A SEP IRA may be your best bet if you are a one-person show and plan to keep it that way. You can open one at virtually any bank, mutual fund company or brokerage firm, and pay low or no annual account fees.
If you’re a small business owner, SEP IRAs are appealing because they are easy and inexpensive to set up, and contributions are tax deductible. A SEP IRA’s funding flexibility is also a draw. If you have a tough year financially, you can choose not to contribute to the plan. If you have a great year, you can fund the plan with a larger contribution than you’d originally intended.
Individual 401(k)s are only for sole proprietors, and they are ideal if you intend to sock away large sums. An individual 401(k) allows you to save for retirement both as an employer and an employee, often enabling you to contribute more than would be possible with other retirement plans.
If you are a small business owner or a self-employed person and you haven’t set up any other type of work-related retirement plan, consider the SIMPLE IRA. Unlike profit-sharing or 401(k) plans, SIMPLE IRAs are easy to set up and easy to administer.

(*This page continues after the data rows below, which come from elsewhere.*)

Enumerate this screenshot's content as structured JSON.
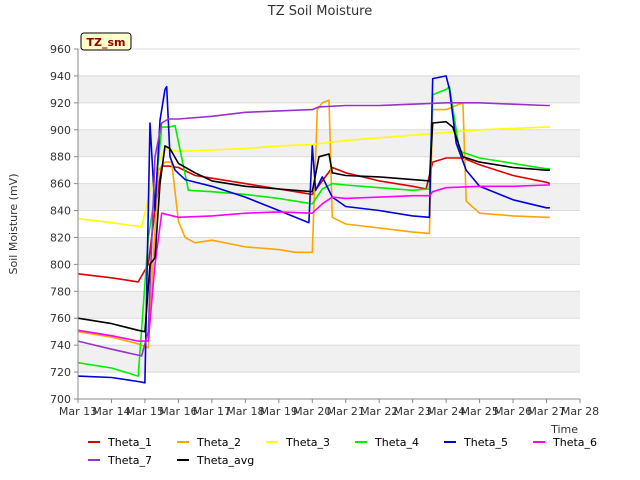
{
  "chart_data": {
    "type": "line",
    "title": "TZ Soil Moisture",
    "badge": "TZ_sm",
    "xlabel": "Time",
    "ylabel": "Soil Moisture (mV)",
    "xlim": [
      13,
      28
    ],
    "ylim": [
      700,
      960
    ],
    "x_ticks": [
      13,
      14,
      15,
      16,
      17,
      18,
      19,
      20,
      21,
      22,
      23,
      24,
      25,
      26,
      27,
      28
    ],
    "x_tick_labels": [
      "Mar 13",
      "Mar 14",
      "Mar 15",
      "Mar 16",
      "Mar 17",
      "Mar 18",
      "Mar 19",
      "Mar 20",
      "Mar 21",
      "Mar 22",
      "Mar 23",
      "Mar 24",
      "Mar 25",
      "Mar 26",
      "Mar 27",
      "Mar 28"
    ],
    "y_ticks": [
      700,
      720,
      740,
      760,
      780,
      800,
      820,
      840,
      860,
      880,
      900,
      920,
      940,
      960
    ],
    "y_tick_labels": [
      "700",
      "720",
      "740",
      "760",
      "780",
      "800",
      "820",
      "840",
      "860",
      "880",
      "900",
      "920",
      "940",
      "960"
    ],
    "grid": true,
    "legend_position": "bottom",
    "series": [
      {
        "name": "Theta_1",
        "color": "#dd0000",
        "x": [
          13,
          14,
          14.8,
          15.1,
          15.3,
          15.5,
          15.7,
          16,
          16.5,
          17,
          18,
          19,
          20,
          20.3,
          20.6,
          21,
          22,
          23,
          23.4,
          23.6,
          24,
          24.5,
          25,
          26,
          27,
          27.1
        ],
        "y": [
          793,
          790,
          787,
          800,
          840,
          873,
          873,
          872,
          866,
          864,
          860,
          856,
          852,
          862,
          872,
          868,
          862,
          858,
          856,
          876,
          879,
          879,
          874,
          866,
          861,
          860
        ]
      },
      {
        "name": "Theta_2",
        "color": "#ffa500",
        "x": [
          13,
          14,
          14.8,
          15.1,
          15.4,
          15.6,
          15.8,
          16,
          16.2,
          16.5,
          17,
          18,
          19,
          19.5,
          20,
          20.15,
          20.3,
          20.5,
          20.6,
          21,
          22,
          23,
          23.5,
          23.6,
          24,
          24.5,
          24.6,
          25,
          26,
          27,
          27.1
        ],
        "y": [
          750,
          746,
          741,
          738,
          870,
          876,
          876,
          832,
          820,
          816,
          818,
          813,
          811,
          809,
          809,
          915,
          920,
          922,
          835,
          830,
          827,
          824,
          823,
          915,
          915,
          920,
          847,
          838,
          836,
          835,
          835
        ]
      },
      {
        "name": "Theta_3",
        "color": "#ffff00",
        "x": [
          13,
          14,
          14.9,
          15.3,
          15.6,
          16,
          17,
          18,
          19,
          20,
          21,
          22,
          23,
          24,
          25,
          26,
          27,
          27.1
        ],
        "y": [
          834,
          831,
          828,
          870,
          886,
          884,
          885,
          886,
          888,
          889,
          892,
          894,
          896,
          898,
          900,
          901,
          902,
          902
        ]
      },
      {
        "name": "Theta_4",
        "color": "#00ee00",
        "x": [
          13,
          14,
          14.8,
          15.1,
          15.3,
          15.5,
          15.7,
          15.9,
          16.3,
          17,
          18,
          19,
          20,
          20.3,
          20.6,
          21,
          22,
          23,
          23.5,
          23.6,
          24,
          24.1,
          24.4,
          25,
          26,
          27,
          27.1
        ],
        "y": [
          727,
          723,
          717,
          820,
          852,
          902,
          902,
          903,
          855,
          854,
          852,
          849,
          845,
          856,
          860,
          859,
          857,
          855,
          856,
          926,
          930,
          932,
          884,
          879,
          875,
          871,
          871
        ]
      },
      {
        "name": "Theta_5",
        "color": "#0000dd",
        "x": [
          13,
          14,
          14.8,
          15.0,
          15.15,
          15.3,
          15.45,
          15.6,
          15.65,
          15.75,
          15.9,
          16.2,
          17,
          18,
          19,
          19.9,
          20.0,
          20.1,
          20.3,
          20.6,
          21,
          22,
          23,
          23.5,
          23.6,
          24,
          24.1,
          24.3,
          24.6,
          25,
          26,
          27,
          27.1
        ],
        "y": [
          717,
          716,
          713,
          712,
          905,
          840,
          907,
          930,
          932,
          880,
          870,
          863,
          858,
          850,
          840,
          831,
          888,
          855,
          865,
          850,
          843,
          840,
          836,
          835,
          938,
          940,
          930,
          890,
          870,
          858,
          848,
          842,
          842
        ]
      },
      {
        "name": "Theta_6",
        "color": "#ff00ff",
        "x": [
          13,
          14,
          14.8,
          15.1,
          15.3,
          15.5,
          16,
          17,
          18,
          19,
          20,
          20.3,
          20.6,
          21,
          22,
          23,
          23.5,
          23.6,
          24,
          25,
          26,
          27,
          27.1
        ],
        "y": [
          751,
          747,
          743,
          743,
          800,
          838,
          835,
          836,
          838,
          839,
          838,
          845,
          850,
          849,
          850,
          851,
          851,
          854,
          857,
          858,
          858,
          859,
          859
        ]
      },
      {
        "name": "Theta_7",
        "color": "#9932cc",
        "x": [
          13,
          14,
          14.9,
          15.1,
          15.3,
          15.5,
          15.7,
          16,
          17,
          18,
          19,
          20,
          20.2,
          21,
          22,
          23,
          24,
          25,
          26,
          27,
          27.1
        ],
        "y": [
          743,
          737,
          732,
          750,
          880,
          905,
          908,
          908,
          910,
          913,
          914,
          915,
          917,
          918,
          918,
          919,
          920,
          920,
          919,
          918,
          918
        ]
      },
      {
        "name": "Theta_avg",
        "color": "#000000",
        "x": [
          13,
          14,
          14.8,
          15.0,
          15.15,
          15.3,
          15.45,
          15.6,
          15.75,
          16,
          16.5,
          17,
          18,
          19,
          20,
          20.2,
          20.5,
          20.6,
          21,
          22,
          23,
          23.5,
          23.6,
          24,
          24.2,
          24.5,
          25,
          26,
          27,
          27.1
        ],
        "y": [
          760,
          756,
          751,
          750,
          800,
          805,
          860,
          888,
          886,
          875,
          868,
          862,
          858,
          856,
          854,
          880,
          882,
          868,
          866,
          865,
          863,
          862,
          905,
          906,
          902,
          880,
          876,
          872,
          870,
          870
        ]
      }
    ]
  }
}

This is especially true if you work alone but aspire to run a bigger business. Adding even one full-time employee to other plans, like a SEP IRA, can be a big hassle. Not so with a SIMPLE IRA. Keep in mind that the SIMPLE IRA’s contribution limits are much lower than those for an SEP IRA ($12,000 for the SIMPLE in 2014, versus a maximum of $52,000 for the SEP), which can affect your ability to save enough for a comfortable retirement.